What Happens During the Probate Process?
Before the probate process begins, there are several steps that must be taken. Upon a person’s death, their will must be filed in the county in which they passed within 30 days of it being discovered. Unless there is a problem with the will, it will be admitted to probate. If the will does not name an executor, the court will appoint a personal representative to guide the estate through the probate process and handle the details of the administration.
Once the estate has been opened, notice of the probate hearing must be given to the decedent’s beneficiaries. This allows them the opportunity to contest the will in probate court. Creditors must also be notified so that they can make a claim against the assets of the estate. In addition to the formal notices, a “claims publication” must be published in a local newspaper. Any unknown creditors and claimants have six months from the date of publication to file their claims, otherwise they will be barred.
During probate, the executor must identify the decedent’s property and determine whether they have any liabilities. After this process has been completed, the executor must do a final accounting and distribute the assets in accordance with the will. In the event there was no will, the estate will be divided pursuant to Illinois intestate law. Once the beneficiaries have received their shares of the estate and the final accounting has been approved, the estate can be closed — provided the six-month claims period has expired.
Probate can take anywhere from six months to several years, depending upon whether any issues are disputed.
Contact an Experienced Illinois Probate Attorney
Going through probate after a loved one passes can be complex and emotionally overwhelming. It’s best to have a knowledgeable attorney on your side who can help you navigate the nuances of the legal process. Located in Rolling Meadows, Illinois and serving clients throughout the Northwest suburbs and Chicago area, Hess Law Firm provides reliable counsel for a broad scope of probate and estate administration matters.

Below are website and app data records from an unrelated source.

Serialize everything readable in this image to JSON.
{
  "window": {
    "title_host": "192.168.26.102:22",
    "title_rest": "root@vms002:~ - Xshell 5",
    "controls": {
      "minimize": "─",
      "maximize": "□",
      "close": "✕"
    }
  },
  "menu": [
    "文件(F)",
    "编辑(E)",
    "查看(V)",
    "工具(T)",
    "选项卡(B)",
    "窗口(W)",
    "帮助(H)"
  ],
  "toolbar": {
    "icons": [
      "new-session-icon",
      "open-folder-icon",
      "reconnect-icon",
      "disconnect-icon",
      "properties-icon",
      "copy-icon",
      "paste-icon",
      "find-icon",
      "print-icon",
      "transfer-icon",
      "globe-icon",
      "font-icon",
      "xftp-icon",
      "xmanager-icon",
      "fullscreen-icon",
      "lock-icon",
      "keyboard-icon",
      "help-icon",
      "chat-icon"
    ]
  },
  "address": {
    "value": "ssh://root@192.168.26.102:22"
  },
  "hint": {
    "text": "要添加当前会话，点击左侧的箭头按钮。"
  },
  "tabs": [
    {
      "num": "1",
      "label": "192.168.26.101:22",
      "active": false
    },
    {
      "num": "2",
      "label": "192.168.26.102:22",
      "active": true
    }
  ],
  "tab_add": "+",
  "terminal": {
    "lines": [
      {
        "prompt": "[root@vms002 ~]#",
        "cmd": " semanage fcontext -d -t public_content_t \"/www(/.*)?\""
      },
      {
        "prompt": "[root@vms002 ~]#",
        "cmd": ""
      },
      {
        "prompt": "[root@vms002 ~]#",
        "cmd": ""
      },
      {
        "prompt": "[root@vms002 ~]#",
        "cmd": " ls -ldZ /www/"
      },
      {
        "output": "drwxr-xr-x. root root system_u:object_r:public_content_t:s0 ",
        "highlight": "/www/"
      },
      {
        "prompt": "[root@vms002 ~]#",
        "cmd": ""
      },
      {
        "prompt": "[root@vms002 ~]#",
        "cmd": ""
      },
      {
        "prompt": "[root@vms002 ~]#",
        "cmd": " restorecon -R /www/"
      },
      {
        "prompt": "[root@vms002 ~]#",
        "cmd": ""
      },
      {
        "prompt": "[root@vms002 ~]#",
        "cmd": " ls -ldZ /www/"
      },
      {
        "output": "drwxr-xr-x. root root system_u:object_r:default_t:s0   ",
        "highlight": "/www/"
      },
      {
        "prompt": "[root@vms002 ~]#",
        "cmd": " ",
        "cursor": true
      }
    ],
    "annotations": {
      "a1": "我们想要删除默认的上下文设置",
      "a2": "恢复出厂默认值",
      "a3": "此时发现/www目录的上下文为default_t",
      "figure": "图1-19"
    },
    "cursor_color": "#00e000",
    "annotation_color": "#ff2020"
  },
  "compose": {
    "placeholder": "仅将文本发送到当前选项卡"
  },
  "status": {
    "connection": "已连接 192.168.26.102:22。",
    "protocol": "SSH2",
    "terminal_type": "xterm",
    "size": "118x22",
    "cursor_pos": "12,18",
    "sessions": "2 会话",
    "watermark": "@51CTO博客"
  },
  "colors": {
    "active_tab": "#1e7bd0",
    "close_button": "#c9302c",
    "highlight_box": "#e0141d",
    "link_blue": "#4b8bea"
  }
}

Call (847) 367-6990 or email firstname.lastname@example.org today to schedule an appointment.